Still Human Still Here
Still Human Still Here is a broad coalition of organisations that are campaigning together to bring to an end the destitution of refused asylum seekers in the UK by improving the quality of the decision making process, extending asylum support and healthcare until the time of departure from the UK or their grant of leave to remain and granting asylum seekers permission to work if their cases have not been resolved in six months or if they have been refused but cannot be returned through no fault of their own.
The resource section contains the latest briefings and reports from the asylum sector including commentaries on UKBA COI Operational Guidance Notes. These commentaries aim to be a tool to allow legal representatives to identify relevant country of origin information and point to potential inaccuracies and inconsistencies in the use of country of origin information and case law in the OGNs.
The European Country of Origin Information Network
The European Country of Origin Information Network collects information on the situation in countries of origin of asylum seekers with a focus on the needs of asylum lawyers, refugee counsels and persons deciding on claims for asylum and other forms of international protection. Since February 2008, the search engine on ecoi.net automatically includes English and German synonyms and near synonyms of search terms.
Le site www.ecoi.net du Réseau européen d’information sur les pays d’origine, a une nouvelle interface de recherche.
El sitio www.ecoi.net de la Red europea de informaciones sobre los países de originen, a un novel interface de búsqueda.
The Immigration and Refugee Board of Canada
The IRB has a wealth of material on their website on all manner of things dealing with their work, including Research and Country of Origin Information. At present, they are redesigning their online research applications but eventually these will be freely available to all. They have a number of offices accross Canada and can be contacted infoirb-cisr [dot] gc [dot] ca (via Email).
UK Border Agency’s Country of Origin Information Service
The Country of Origin Information Service (COI Service) provides up-to-date, sourced, independently reviewed information on asylum seekers' countries of origin. Sources include UN reports, human rights reports, various media bodies and information from specialist country officers, amongst others.
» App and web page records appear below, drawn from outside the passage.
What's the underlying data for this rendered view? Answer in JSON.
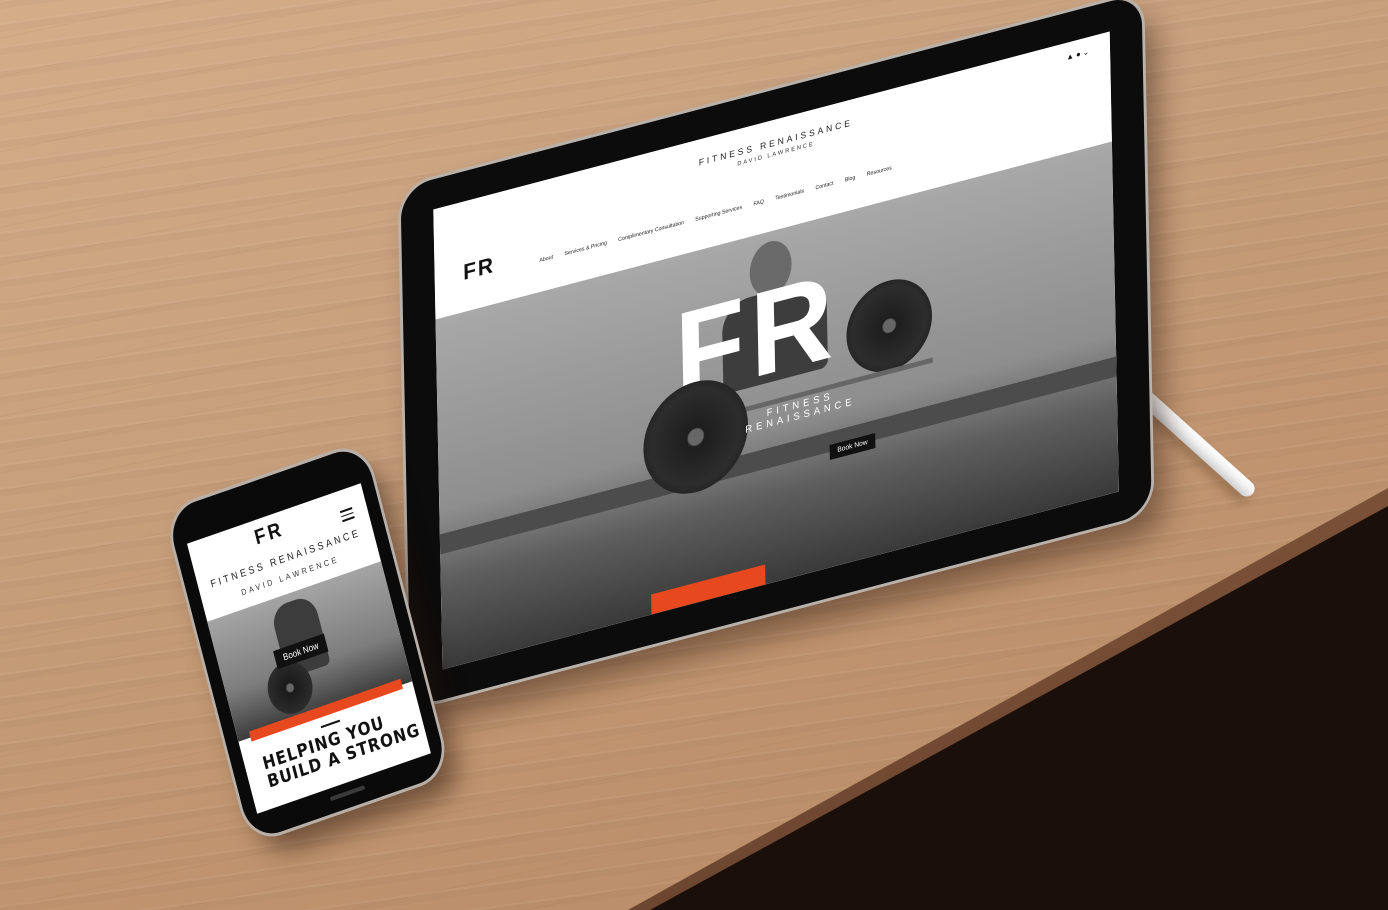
{
  "tablet": {
    "logo": "FR",
    "brand_title": "FITNESS RENAISSANCE",
    "brand_subtitle": "DAVID LAWRENCE",
    "icons": "▲ ● ⌄",
    "nav": [
      "About",
      "Services & Pricing",
      "Complimentary Consultation",
      "Supporting Services",
      "FAQ",
      "Testimonials",
      "Contact",
      "Blog",
      "Resources"
    ],
    "hero_logo": "FR",
    "hero_title": "FITNESS RENAISSANCE",
    "book_button": "Book Now",
    "accent_color": "#e8481d"
  },
  "phone": {
    "logo": "FR",
    "brand_title": "FITNESS RENAISSANCE",
    "brand_subtitle": "DAVID LAWRENCE",
    "book_button": "Book Now",
    "headline": "HELPING YOU BUILD A STRONG",
    "accent_color": "#e8481d"
  }
}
COI material produced by UKBA is reviewed by the independent Advisory Group on Country Information (IAGCI). If you have any comments or suggestions on any COI Service products, you can send them to:UKBApublicenquiries[at]ukba.gsi.gov.uk.
Do consult Asylum Research Consultancy ( www.asylumresearchconsultancy.com ) for critiques of UK Border Agency's COI report and beware, UK Border Agency's report often are out-of-date as are many such sources.
US Country Reports on Human Rights Practices for 2014 (US Department of State)
http://www.state.gov/j/drl/rls/hrrpt/humanrightsreport/index.htm#wrapper (When the page loads go to pull down menu 'Countries/Regions' and select a country)
The Country Reports on Human Rights Practices highlight the continued pursuit of "free and equal dignity in human rights" in every corner of the world. Based on factual reporting from our embassies and posts abroad, these Congressionally mandated reports chronicle human rights conditions in almost 200 countries and territories. The reports draw attention to the growing challenges facing individuals and organizations as governments around the world fall short of their obligation to uphold universal human rights.
The 2010 Report can be found here.